Did Greenspan intentionally use flowery words and complicated phrases and sentences? Perhaps. My favorite of all Greenspan quotes (very likely uttered with tongue in cheek) is: “If I turn out to be particularly clear, you've probably misunderstood what I've said.”*
I personally am a great fan of Abraham Lincoln’s Gettysburg Address of 1863, judged by many to be the greatest speech in American history. Delivered in less than two minutes, this powerful speech that defined American freedom in a mere 272 words, 210 of them with five letters or fewer.

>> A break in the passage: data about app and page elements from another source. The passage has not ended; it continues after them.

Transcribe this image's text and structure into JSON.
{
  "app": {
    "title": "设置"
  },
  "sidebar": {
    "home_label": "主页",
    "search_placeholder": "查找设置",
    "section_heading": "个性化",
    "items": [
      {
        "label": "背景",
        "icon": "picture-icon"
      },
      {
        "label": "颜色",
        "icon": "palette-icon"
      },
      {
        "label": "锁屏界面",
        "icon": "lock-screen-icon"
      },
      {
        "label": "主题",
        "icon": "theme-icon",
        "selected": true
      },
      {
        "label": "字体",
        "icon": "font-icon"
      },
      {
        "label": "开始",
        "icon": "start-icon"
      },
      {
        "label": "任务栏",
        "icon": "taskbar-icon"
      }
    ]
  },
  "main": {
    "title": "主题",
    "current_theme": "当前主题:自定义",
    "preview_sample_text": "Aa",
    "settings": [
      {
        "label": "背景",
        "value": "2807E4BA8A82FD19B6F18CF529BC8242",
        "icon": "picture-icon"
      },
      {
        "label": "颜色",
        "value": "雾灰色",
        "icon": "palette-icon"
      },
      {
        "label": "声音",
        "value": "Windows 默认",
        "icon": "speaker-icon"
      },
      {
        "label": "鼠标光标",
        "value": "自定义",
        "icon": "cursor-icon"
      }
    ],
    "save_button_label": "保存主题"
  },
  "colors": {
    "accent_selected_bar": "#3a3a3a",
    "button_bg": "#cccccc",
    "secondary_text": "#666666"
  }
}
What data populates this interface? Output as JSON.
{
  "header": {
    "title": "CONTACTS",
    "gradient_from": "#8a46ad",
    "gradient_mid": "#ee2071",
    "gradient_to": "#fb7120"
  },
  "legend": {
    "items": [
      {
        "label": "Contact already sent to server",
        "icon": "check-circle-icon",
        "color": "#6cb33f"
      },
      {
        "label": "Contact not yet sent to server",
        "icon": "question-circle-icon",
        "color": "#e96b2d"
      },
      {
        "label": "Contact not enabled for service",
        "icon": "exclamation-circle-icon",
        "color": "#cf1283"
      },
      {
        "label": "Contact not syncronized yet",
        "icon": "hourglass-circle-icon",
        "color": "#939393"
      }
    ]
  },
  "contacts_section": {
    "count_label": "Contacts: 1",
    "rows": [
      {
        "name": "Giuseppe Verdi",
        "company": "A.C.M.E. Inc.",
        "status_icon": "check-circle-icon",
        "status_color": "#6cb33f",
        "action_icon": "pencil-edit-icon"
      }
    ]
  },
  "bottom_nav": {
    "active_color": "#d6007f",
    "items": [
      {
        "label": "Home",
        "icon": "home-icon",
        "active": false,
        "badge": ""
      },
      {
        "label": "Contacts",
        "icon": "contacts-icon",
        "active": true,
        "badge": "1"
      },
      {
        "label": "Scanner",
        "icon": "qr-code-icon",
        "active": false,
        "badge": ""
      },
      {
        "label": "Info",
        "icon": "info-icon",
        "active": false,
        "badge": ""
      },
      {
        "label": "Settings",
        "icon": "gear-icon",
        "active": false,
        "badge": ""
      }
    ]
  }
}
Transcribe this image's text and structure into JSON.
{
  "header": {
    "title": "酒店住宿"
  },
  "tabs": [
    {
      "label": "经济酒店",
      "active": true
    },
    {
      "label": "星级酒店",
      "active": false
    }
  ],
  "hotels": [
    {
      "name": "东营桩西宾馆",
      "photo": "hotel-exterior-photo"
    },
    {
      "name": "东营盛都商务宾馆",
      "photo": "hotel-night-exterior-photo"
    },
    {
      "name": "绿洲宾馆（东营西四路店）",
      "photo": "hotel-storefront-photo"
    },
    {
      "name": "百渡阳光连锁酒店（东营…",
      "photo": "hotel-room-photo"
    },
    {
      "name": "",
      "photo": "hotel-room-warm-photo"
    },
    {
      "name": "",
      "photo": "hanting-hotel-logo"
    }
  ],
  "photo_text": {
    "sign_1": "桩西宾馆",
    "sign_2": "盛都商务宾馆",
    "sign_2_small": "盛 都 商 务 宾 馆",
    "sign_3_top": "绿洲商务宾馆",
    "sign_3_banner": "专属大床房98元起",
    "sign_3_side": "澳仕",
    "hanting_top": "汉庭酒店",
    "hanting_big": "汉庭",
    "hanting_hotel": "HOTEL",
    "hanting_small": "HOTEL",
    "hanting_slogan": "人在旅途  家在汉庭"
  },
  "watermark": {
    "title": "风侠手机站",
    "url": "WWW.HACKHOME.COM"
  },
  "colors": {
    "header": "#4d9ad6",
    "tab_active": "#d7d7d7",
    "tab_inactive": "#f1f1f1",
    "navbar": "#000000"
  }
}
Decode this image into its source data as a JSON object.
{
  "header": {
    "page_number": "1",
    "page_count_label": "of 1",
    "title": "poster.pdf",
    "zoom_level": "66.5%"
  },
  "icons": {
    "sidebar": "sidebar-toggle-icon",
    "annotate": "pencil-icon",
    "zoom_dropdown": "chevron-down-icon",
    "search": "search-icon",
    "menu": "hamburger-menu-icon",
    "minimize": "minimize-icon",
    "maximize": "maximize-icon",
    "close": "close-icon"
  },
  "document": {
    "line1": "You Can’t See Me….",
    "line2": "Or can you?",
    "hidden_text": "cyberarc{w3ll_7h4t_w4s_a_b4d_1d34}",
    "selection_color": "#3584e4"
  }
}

And it was clearly understood by those who heard it. Lincoln was a master at expressing powerful ideas with plain language.
The simple fact is that, especially when spoken out loud, flowery language often creates a momentary interruption to the flow of the message as the listener’s brain interprets the wording used. I think of excessive use of “ten dollar words” as speed bumps in the road to understanding.
But I’m not the only one who thinks this way. NIH is in agreement, to the extent that the use of plain language is not only encouraged, but rewarded with its annual Plain Language Award competition. NIH even has a website devoted to plain language that provides the following definition:
Plain language is grammatically correct language that includes complete sentence structure and accurate word usage. Plain language is not unprofessional writing or a method of “dumbing down” or “talking down” to the reader.
Writing that is clear and to the point helps improve communication and takes less time to read and understand. Clear writing tells the reader exactly what the reader needs to know without using unnecessary words or expressions.
The Plain Language website also includes links to training, resources, and other important information related to plain language.
The use of simple language, therefore, should not be considered dumbing down your material. Whether you’re speaking or writing, if it helps your audience understand what you’re telling them, using plain language is, in fact, “smartening up” your material.
© 2015 Ken Michaels, All rights reserved.
Ken Michaels, retired manager of Visual Communications, Leidos Biomedical Research, is a special volunteer for NCI at Frederick.